Britney Spears spoke in open court for the first time in 13 years on Wednesday, trying to convince a Los Angeles Superior Court judge to end the conservatorship that has controlled her life since 2008.
In a 24-minute address that was sometimes emotional, the 39-year-old Spears told the judge, "I just want my life back."
ABC News reports the conservatorship was established when Spears, then 26, was hospitalized for mental health reasons, following public displays of unpredictable behavior, which were captured on camera by paparazzi who constantly followed her. Through legal guardianship, Jamie Spears, Britney's father, has controlled his daughter's financial affairs since that time.
Last year, Judge Brenda Penny appointed the Bessemer Trust, a financial management firm, as a co-conservator of Spears' estate, but kept her father as a co-conservator against her wishes. Together, they oversee Britney's estimated $60 million portfolio, according to various media reports.
Britney Spears told the judge besides not being able to make her own financial decisions, the conservatorship has made her work against her will. It has also stopped her from getting married and having another child. She argued that she has been blocked from having an intrauterine birth control device removed, and was not allowed to go see a doctor.

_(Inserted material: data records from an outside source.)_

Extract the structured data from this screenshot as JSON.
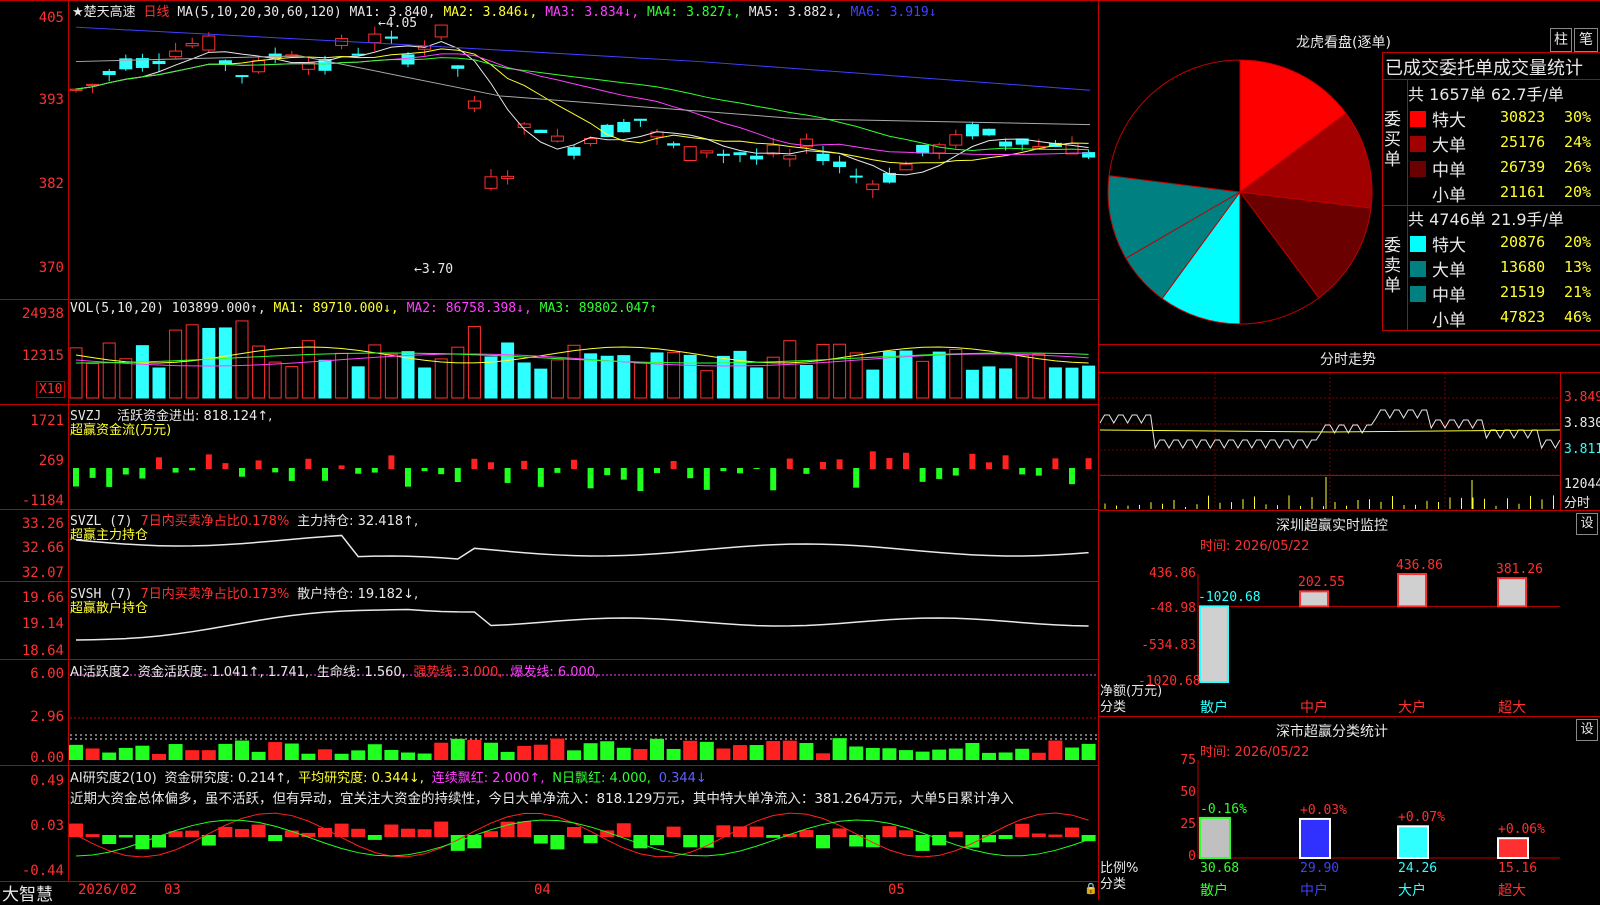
{
  "main": {
    "stock_name": "★楚天高速",
    "period": "日线",
    "ma_label": "MA(5,10,20,30,60,120)",
    "ma_values": [
      {
        "text": "MA1: 3.840,",
        "color": "#e8e8e8"
      },
      {
        "text": "MA2: 3.846↓,",
        "color": "#ffff30"
      },
      {
        "text": "MA3: 3.834↓,",
        "color": "#ff40ff"
      },
      {
        "text": "MA4: 3.827↓,",
        "color": "#30ff30"
      },
      {
        "text": "MA5: 3.882↓,",
        "color": "#e8e8e8"
      },
      {
        "text": "MA6: 3.919↓",
        "color": "#4040ff"
      }
    ],
    "y_ticks": [
      "405",
      "393",
      "382",
      "370"
    ],
    "high_label": "4.05",
    "low_label": "3.70"
  },
  "vol": {
    "label": "VOL(5,10,20)",
    "value": "103899.000↑,",
    "ma1": "MA1: 89710.000↓,",
    "ma2": "MA2: 86758.398↓,",
    "ma3": "MA3: 89802.047↑",
    "y_ticks": [
      "24938",
      "12315"
    ],
    "unit": "X10"
  },
  "svzj": {
    "label": "SVZJ",
    "desc": "活跃资金进出: 818.124↑,",
    "sub": "超赢资金流(万元)",
    "y_ticks": [
      "1721",
      "269",
      "-1184"
    ]
  },
  "svzl": {
    "label": "SVZL (7)",
    "desc": "7日内买卖净占比0.178%",
    "hold": "主力持仓: 32.418↑,",
    "sub": "超赢主力持仓",
    "y_ticks": [
      "33.26",
      "32.66",
      "32.07"
    ]
  },
  "svsh": {
    "label": "SVSH (7)",
    "desc": "7日内买卖净占比0.173%",
    "hold": "散户持仓: 19.182↓,",
    "sub": "超赢散户持仓",
    "y_ticks": [
      "19.66",
      "19.14",
      "18.64"
    ]
  },
  "ai1": {
    "label": "AI活跃度2",
    "v1": "资金活跃度: 1.041↑, 1.741,",
    "v2": "生命线: 1.560,",
    "v3": "强势线: 3.000,",
    "v4": "爆发线: 6.000,",
    "y_ticks": [
      "6.00",
      "2.96",
      "0.00"
    ]
  },
  "ai2": {
    "label": "AI研究度2(10)",
    "v1": "资金研究度: 0.214↑,",
    "v2": "平均研究度: 0.344↓,",
    "v3": "连续飘红: 2.000↑,",
    "v4": "N日飘红: 4.000,",
    "v5": "0.344↓",
    "summary": "近期大资金总体偏多，虽不活跃，但有异动，宜关注大资金的持续性，今日大单净流入：818.129万元，其中特大单净流入：381.264万元，大单5日累计净入",
    "y_ticks": [
      "0.49",
      "0.03",
      "-0.44"
    ]
  },
  "bottom": {
    "brand": "大智慧",
    "dates": [
      "2026/02",
      "03",
      "04",
      "05"
    ]
  },
  "pie_panel": {
    "title": "龙虎看盘(逐单)",
    "btn1": "柱",
    "btn2": "笔",
    "header": "已成交委托单成交量统计",
    "buy_total": "共 1657单 62.7手/单",
    "buy_label": "委买单",
    "buy_rows": [
      {
        "name": "特大",
        "value": "30823",
        "pct": "30%",
        "color": "#ff0000"
      },
      {
        "name": "大单",
        "value": "25176",
        "pct": "24%",
        "color": "#a00000"
      },
      {
        "name": "中单",
        "value": "26739",
        "pct": "26%",
        "color": "#6a0000"
      },
      {
        "name": "小单",
        "value": "21161",
        "pct": "20%",
        "color": "#000000"
      }
    ],
    "sell_total": "共 4746单 21.9手/单",
    "sell_label": "委卖单",
    "sell_rows": [
      {
        "name": "特大",
        "value": "20876",
        "pct": "20%",
        "color": "#00ffff"
      },
      {
        "name": "大单",
        "value": "13680",
        "pct": "13%",
        "color": "#008080"
      },
      {
        "name": "中单",
        "value": "21519",
        "pct": "21%",
        "color": "#008080"
      },
      {
        "name": "小单",
        "value": "47823",
        "pct": "46%",
        "color": "#000000"
      }
    ]
  },
  "intraday": {
    "title": "分时走势",
    "prices": [
      "3.849",
      "3.830",
      "3.811"
    ],
    "vol": "12044",
    "vol_unit": "分时"
  },
  "monitor": {
    "title": "深圳超赢实时监控",
    "btn": "设",
    "time": "时间: 2026/05/22",
    "y_ticks": [
      "436.86",
      "-48.98",
      "-534.83",
      "-1020.68"
    ],
    "bars": [
      {
        "name": "散户",
        "value": "-1020.68",
        "num": -1020.68
      },
      {
        "name": "中户",
        "value": "202.55",
        "num": 202.55
      },
      {
        "name": "大户",
        "value": "436.86",
        "num": 436.86
      },
      {
        "name": "超大",
        "value": "381.26",
        "num": 381.26
      }
    ],
    "axis_label1": "净额(万元)",
    "axis_label2": "分类"
  },
  "classify": {
    "title": "深市超赢分类统计",
    "btn": "设",
    "time": "时间: 2026/05/22",
    "y_ticks": [
      "75",
      "50",
      "25",
      "0"
    ],
    "bars": [
      {
        "name": "散户",
        "value": "30.68",
        "delta": "-0.16%",
        "num": 30.68
      },
      {
        "name": "中户",
        "value": "29.90",
        "delta": "+0.03%",
        "num": 29.9
      },
      {
        "name": "大户",
        "value": "24.26",
        "delta": "+0.07%",
        "num": 24.26
      },
      {
        "name": "超大",
        "value": "15.16",
        "delta": "+0.06%",
        "num": 15.16
      }
    ],
    "axis_label1": "比例%",
    "axis_label2": "分类"
  }
}
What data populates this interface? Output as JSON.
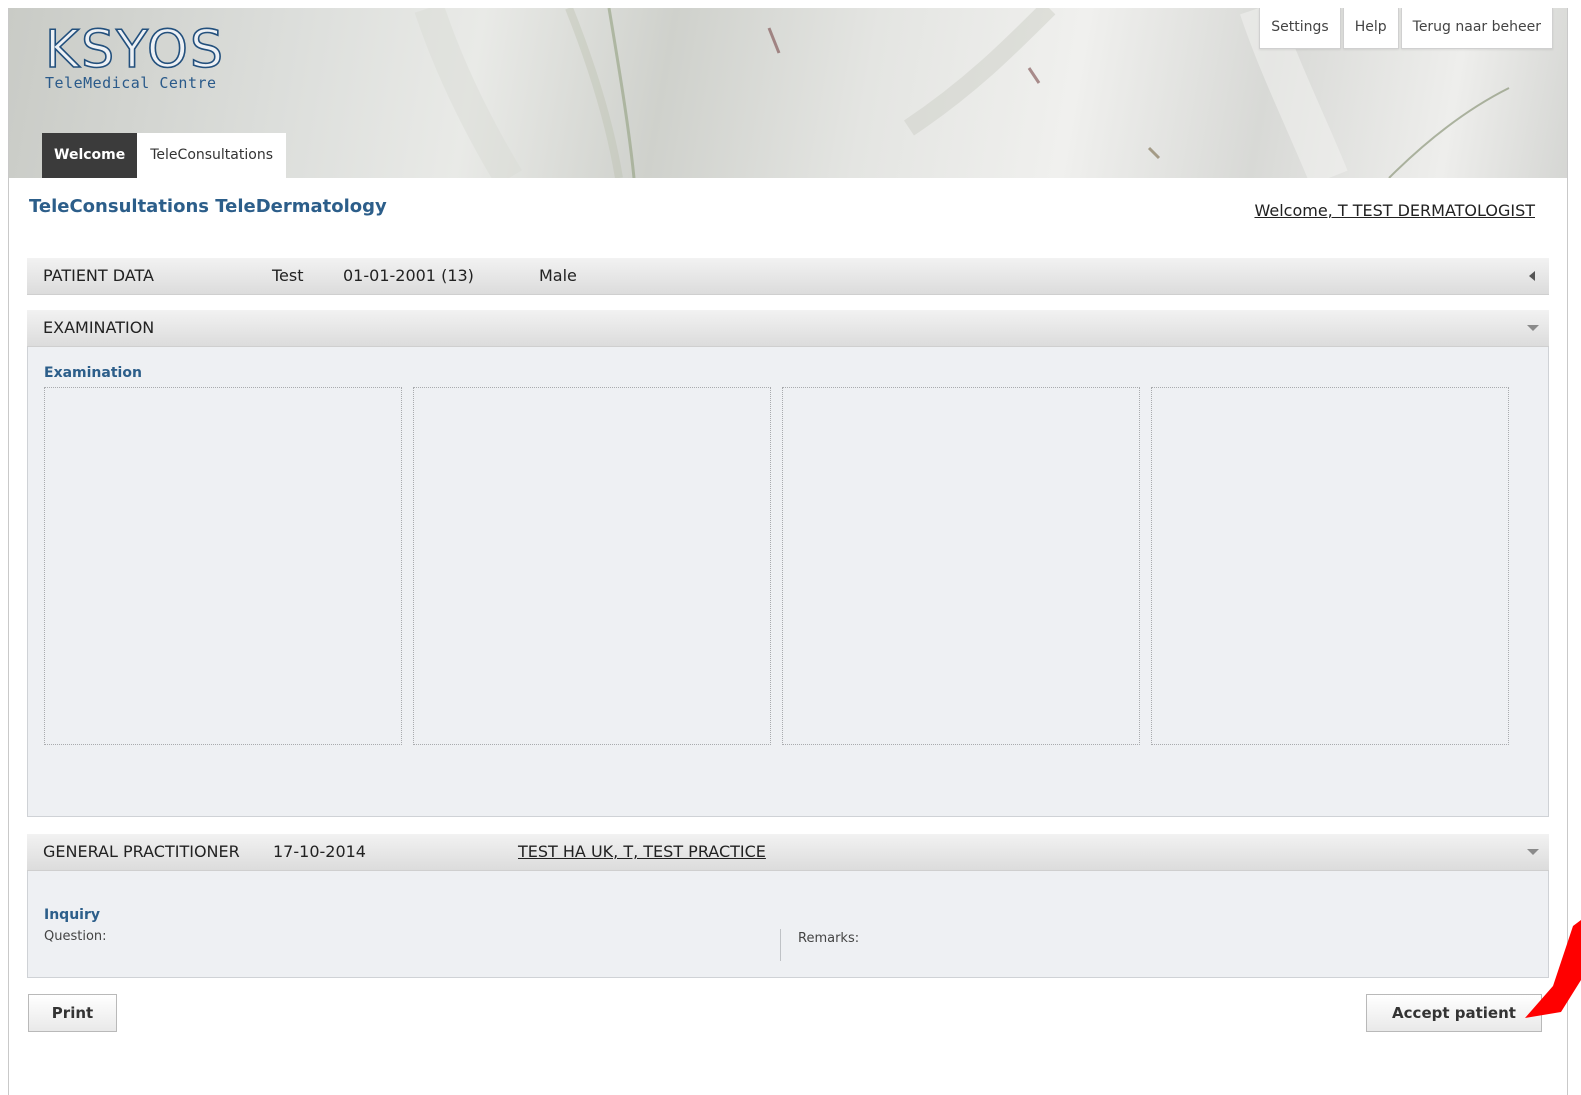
{
  "header": {
    "logo_main": "KSYOS",
    "logo_sub": "TeleMedical Centre",
    "top_links": [
      "Settings",
      "Help",
      "Terug naar beheer"
    ],
    "tabs": [
      {
        "label": "Welcome",
        "active": false
      },
      {
        "label": "TeleConsultations",
        "active": true
      }
    ]
  },
  "page": {
    "title": "TeleConsultations TeleDermatology",
    "welcome": "Welcome, T TEST DERMATOLOGIST"
  },
  "patient": {
    "bar_title": "PATIENT DATA",
    "name": "Test",
    "dob": "01-01-2001 (13)",
    "sex": "Male"
  },
  "examination": {
    "bar_title": "EXAMINATION",
    "section_label": "Examination",
    "image_slots": 4
  },
  "gp": {
    "bar_title": "GENERAL PRACTITIONER",
    "date": "17-10-2014",
    "practitioner": "TEST HA UK, T, TEST PRACTICE",
    "section_label": "Inquiry",
    "question_label": "Question:",
    "remarks_label": "Remarks:"
  },
  "actions": {
    "print_label": "Print",
    "accept_label": "Accept patient"
  },
  "colors": {
    "accent_blue": "#2c5e8a",
    "annotation_red": "#ff0000"
  }
}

This charge by Spears brought a host of responses from celebrities and others who support her effort to end the conservatorship. Two years ago, the hashtag #FreeBrittany went viral after her fans were concerned that she was being held against her will.
Abby Johnson, a former Planned Parenthood director who now runs And Then There Were None, a ministry that helps abortion workers leave the industry, noted how these pro-choice celebrities have been dishonest with their fans, expressing fake outrage that Spears has not been allowed to have another baby.
"The fact that pro-choice people are up in arms about this is so disingenuous," Johnson said. "First, many women are forced or coerced into getting abortions every single day due to pressure from the baby's father, their own family, or their abuser. Second, thousands of women who have abortions are not told that infertility is a possible side effect of abortion if there is a complication, not to mention the long-term side effects of hormonal birth control. Informed consent is practically non-existent in the abortion industry."
"So they are all angry about Britney Spears not being able to get an IUD out, but they say nothing about improper consent and forced abortion?" she added. "It's such fake outrage."
Entertainment Tonight's Kevin Frazier told CBS This Morning on Thursday that since 2008, the singer has put out four albums, has gone on four world tours, had a four-year Las Vegas residency, and has a perfume fragrance that has brought in a staggering amount of money her brother later claimed was worth $100 billion worldwide.
When asked by CBS This Morning anchor Tony Dokoupil what stood out about Spears' allegations, Frazier, who has interviewed the singer numerous times answered, "There were two things."
"She didn't realize she could end or contest the conservatorship," he said. "But also, her medication was used as a sort of punishment. I interviewed Britney in 2006 in New Orleans. She was helping victims of Katrina, taking them shopping. She was a vibrant young woman. Then in December of 2008 at her birthday party, I interviewed her again. In my opinion, she was heavily medicated and that was a red flag to us. This woman was so heavily medicated but was still trotted out in front of the cameras, and I was really, really surprised at that. And now, I'm hearing these statements from Britney, it also confirms what I thought. Once again, I'm not a medical expert, but I'm telling you what it looked like to me when I saw her that night in 2008."